IPCC reports, issued regularly, get publicity and respect in the media, due to the fact that the researchers and scientists who work with the IPCC come from a wide range of backgrounds, and from many nations around the world. And the importance of its reports are also recognized widely as they are used as bottom line science for international climate change negotiations.
A draft of its most recent report states that greenhouse gas emission growth is overwhelming the efforts of politicians to come to grips with it. The report said the effects of emissions growth may become “irreversible” in the coming decades if emissions are not brought until control.
The fact that it took the IPCC 26 years to get to this point illustrates both its strength and weakness – which is it tends to be very deliberative and cautious in its approach, and moves very slowly, like the United Nations itself, from which is was created (by the UN Environment Programme and World Meteorlogical Organization in 1988).

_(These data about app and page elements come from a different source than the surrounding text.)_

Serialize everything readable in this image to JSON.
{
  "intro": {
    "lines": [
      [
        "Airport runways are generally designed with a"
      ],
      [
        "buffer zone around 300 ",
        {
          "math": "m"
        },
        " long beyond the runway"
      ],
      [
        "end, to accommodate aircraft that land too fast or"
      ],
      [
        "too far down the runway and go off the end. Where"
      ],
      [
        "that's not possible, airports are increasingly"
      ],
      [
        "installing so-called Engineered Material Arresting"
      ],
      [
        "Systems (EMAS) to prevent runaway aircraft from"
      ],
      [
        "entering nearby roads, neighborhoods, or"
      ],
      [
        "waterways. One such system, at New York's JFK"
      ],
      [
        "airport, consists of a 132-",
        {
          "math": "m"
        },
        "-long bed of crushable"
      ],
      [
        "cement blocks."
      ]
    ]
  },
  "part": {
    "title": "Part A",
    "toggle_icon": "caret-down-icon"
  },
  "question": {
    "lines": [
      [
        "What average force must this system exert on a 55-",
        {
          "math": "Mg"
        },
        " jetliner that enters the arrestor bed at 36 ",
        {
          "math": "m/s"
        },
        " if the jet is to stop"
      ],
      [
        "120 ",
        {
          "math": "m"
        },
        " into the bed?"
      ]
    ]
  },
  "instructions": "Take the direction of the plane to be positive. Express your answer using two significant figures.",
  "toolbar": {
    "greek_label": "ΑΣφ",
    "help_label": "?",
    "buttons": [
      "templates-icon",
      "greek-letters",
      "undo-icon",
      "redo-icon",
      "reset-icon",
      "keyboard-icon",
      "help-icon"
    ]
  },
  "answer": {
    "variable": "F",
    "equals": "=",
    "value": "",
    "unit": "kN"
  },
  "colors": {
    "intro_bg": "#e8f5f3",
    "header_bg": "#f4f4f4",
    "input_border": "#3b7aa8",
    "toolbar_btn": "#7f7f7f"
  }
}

An example of this caution is that it took the IPCC 19 years of research and debate and deliberation to state that climate change is “very likely” caused by human activity. Or “more likely than not”. Or likely.
Here is an excerpt from that 2007 report:
Human influences have:
- very likely contributed to sea level rise during the latter half of the 20th century
- likely contributed to changes in wind patterns, affecting extra-tropical storm tracks and temperature patterns
- likely increased temperatures of extreme hot nights, cold nights and cold days
- more likely than not increased risk of heat waves, area affected by drought since the 1970s and frequency of heavy precipitation events.
Seven years later, the IPCC seems to have moved away from the “more likely than not” approach and now states (almost but not quite) that humans are indeed responsible for climate change.
The language of IPCC reports, despite their political and cautious nature, have grown more dramatic and dire in language and now speak of possible global conflict due to climate change, along with more severe weather events, a continuing upward trend in global temperature due to the loss of the arctic ice sheets among other alarming trends.
This may actually illustrate how serious the threat of climate change is – and that we are indeed now or in a very short time in a global crisis of critical proportions. Because to get a UN body to agree to anything is very difficult – and yet, now, the IPCC is saying, without saying so directly, that civilization is close to peril due to climate change and the growth of CO2 emissions.
If the IPCC is saying this, being so deliberative, one can take a guess that things are worse than the UN body is letting on. Much worse possibly. How much worse? No one knows. Not even those who say things are going to get a lot worse.
Despite all of its flaws, the IPCC is necessary, because it has respect around the world, has scientists from all over the world contributing to its work. But its political nature hampers it in being more bold in its assessments (and perhaps more right). Because compromises need to be worked out before papers are published and approved, this is natural.